You may need extra oxygen most of the day or only at certain times. For people who have severe COPD, using extra oxygen can help them:

  • Do tasks or activities with fewer symptoms
  • Protect their hearts and other organs from damage
  • Sleep longer and improve alertness during the day
  • Live longer

How is COPD Managed? You can do things to help manage COPD and its symptoms, including:

  • Moving slowly
  • Putting items that you need often in an easy to reach place
  • Finding simpler ways to cook, clean and do other chores, such as using a cart with wheels to move things around or using tongs with long handles to reach things
  • Asking for help moving things around your house so you don’t need to climb the stairs as often
  • Wearing loose-fitting clothing, and wearing clothes and shoes that are easy to put on and take off

Depending on how severe your disease is, you may want to ask your family and friends for help with daily tasks. If you have COPD, know when and where to seek help for your symptoms. You should get emergency care if you have severe symptoms, such as trouble catching your breath or talking.

Call your doctor if you notice that your symptoms are worsening or if you have signs of an infection, such as a fever. Your doctor may need to change or adjust your treatments to relieve and treat symptoms.

Keep phone numbers handy for your doctor, hospital and someone who can take you for medical care. You should also have a list of all medications you’re taking and directions to the doctor’s office and hospital on hand.

Living with COPD may cause fear, anxiety, depression and stress. Talk about how you feel with your health care team or a professional counselor.

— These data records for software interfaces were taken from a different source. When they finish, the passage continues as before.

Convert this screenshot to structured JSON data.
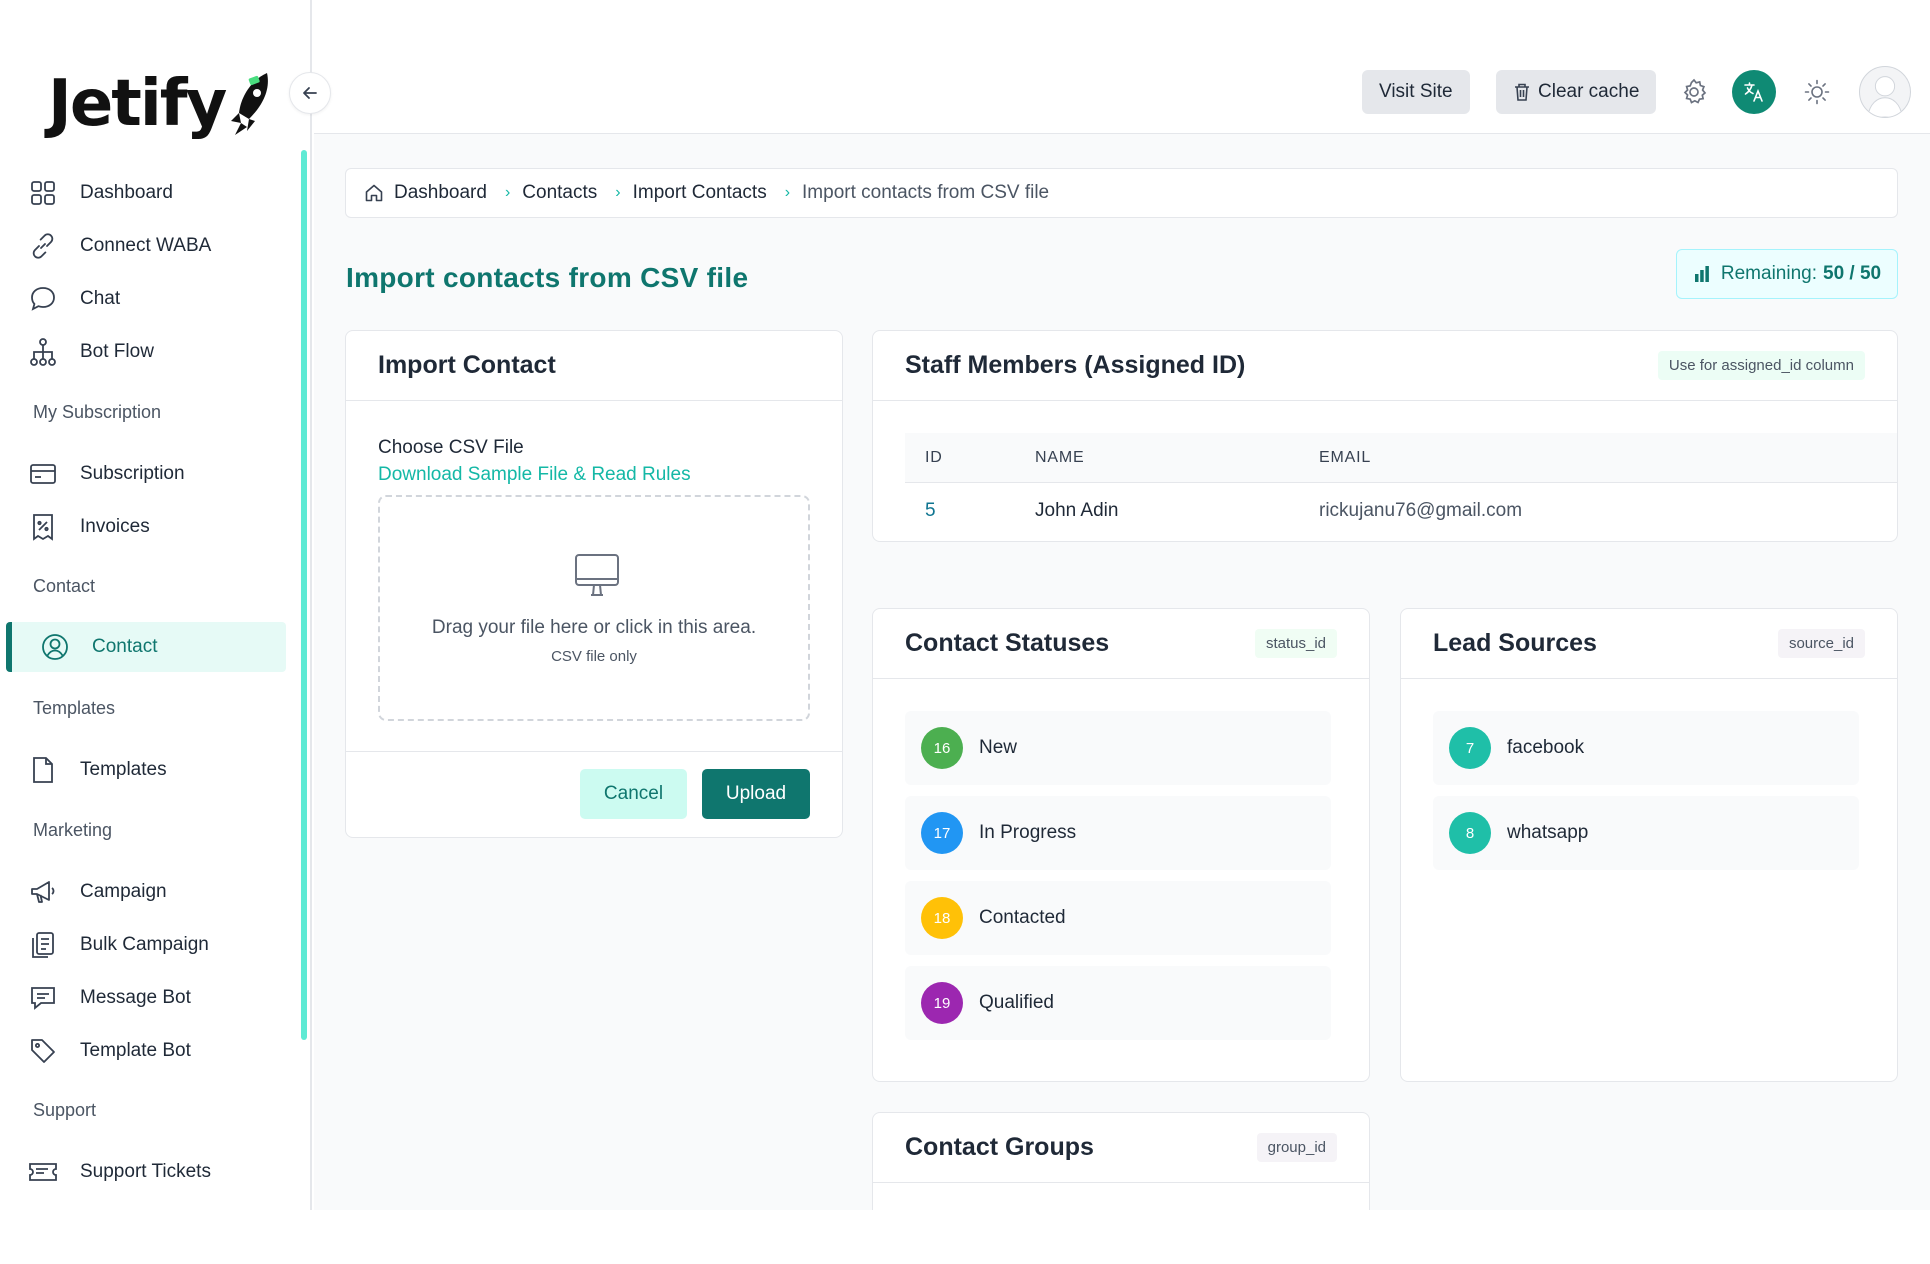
{
  "brand": {
    "logo_text": "Jetify"
  },
  "sidebar": {
    "items": [
      {
        "label": "Dashboard",
        "icon": "grid-icon"
      },
      {
        "label": "Connect WABA",
        "icon": "link-icon"
      },
      {
        "label": "Chat",
        "icon": "chat-bubble-icon"
      },
      {
        "label": "Bot Flow",
        "icon": "flow-tree-icon"
      },
      {
        "label": "Subscription",
        "icon": "credit-card-icon"
      },
      {
        "label": "Invoices",
        "icon": "receipt-icon"
      },
      {
        "label": "Contact",
        "icon": "user-circle-icon",
        "active": true
      },
      {
        "label": "Templates",
        "icon": "document-icon"
      },
      {
        "label": "Campaign",
        "icon": "megaphone-icon"
      },
      {
        "label": "Bulk Campaign",
        "icon": "clipboard-icon"
      },
      {
        "label": "Message Bot",
        "icon": "message-square-icon"
      },
      {
        "label": "Template Bot",
        "icon": "tag-icon"
      },
      {
        "label": "Support Tickets",
        "icon": "ticket-icon"
      }
    ],
    "sections": [
      "My Subscription",
      "Contact",
      "Templates",
      "Marketing",
      "Support"
    ]
  },
  "topbar": {
    "visit_site": "Visit Site",
    "clear_cache": "Clear cache"
  },
  "breadcrumb": [
    "Dashboard",
    "Contacts",
    "Import Contacts",
    "Import contacts from CSV file"
  ],
  "page": {
    "title": "Import contacts from CSV file",
    "remaining_label": "Remaining:",
    "remaining_value": "50 / 50"
  },
  "import_card": {
    "title": "Import Contact",
    "choose_label": "Choose CSV File",
    "download_link": "Download Sample File & Read Rules",
    "drop_text": "Drag your file here or click in this area.",
    "drop_sub": "CSV file only",
    "cancel": "Cancel",
    "upload": "Upload"
  },
  "staff": {
    "title": "Staff Members (Assigned ID)",
    "tag": "Use for assigned_id column",
    "columns": [
      "ID",
      "NAME",
      "EMAIL"
    ],
    "rows": [
      {
        "id": "5",
        "name": "John Adin",
        "email": "rickujanu76@gmail.com"
      }
    ]
  },
  "statuses": {
    "title": "Contact Statuses",
    "tag": "status_id",
    "items": [
      {
        "id": "16",
        "label": "New",
        "color": "#4caf50"
      },
      {
        "id": "17",
        "label": "In Progress",
        "color": "#2196f3"
      },
      {
        "id": "18",
        "label": "Contacted",
        "color": "#ffc107"
      },
      {
        "id": "19",
        "label": "Qualified",
        "color": "#9c27b0"
      }
    ]
  },
  "sources": {
    "title": "Lead Sources",
    "tag": "source_id",
    "items": [
      {
        "id": "7",
        "label": "facebook",
        "color": "#1fbfa8"
      },
      {
        "id": "8",
        "label": "whatsapp",
        "color": "#1fbfa8"
      }
    ]
  },
  "groups": {
    "title": "Contact Groups",
    "tag": "group_id"
  },
  "colors": {
    "accent": "#0f766e",
    "accent_light": "#ccfbf1",
    "link": "#14b8a6"
  }
}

If you’re depressed, your doctor may recommend medicines or other treatments that can improve your quality of life.

Joining a patient support group may help you adjust to living with COPD. You can see how other people with COPD have coped. Talk with your doctor about local support groups or check with an area medical center.

Support from family and friends also can help relieve stress and anxiety. Let your loved ones know how you feel and what they can do to help you.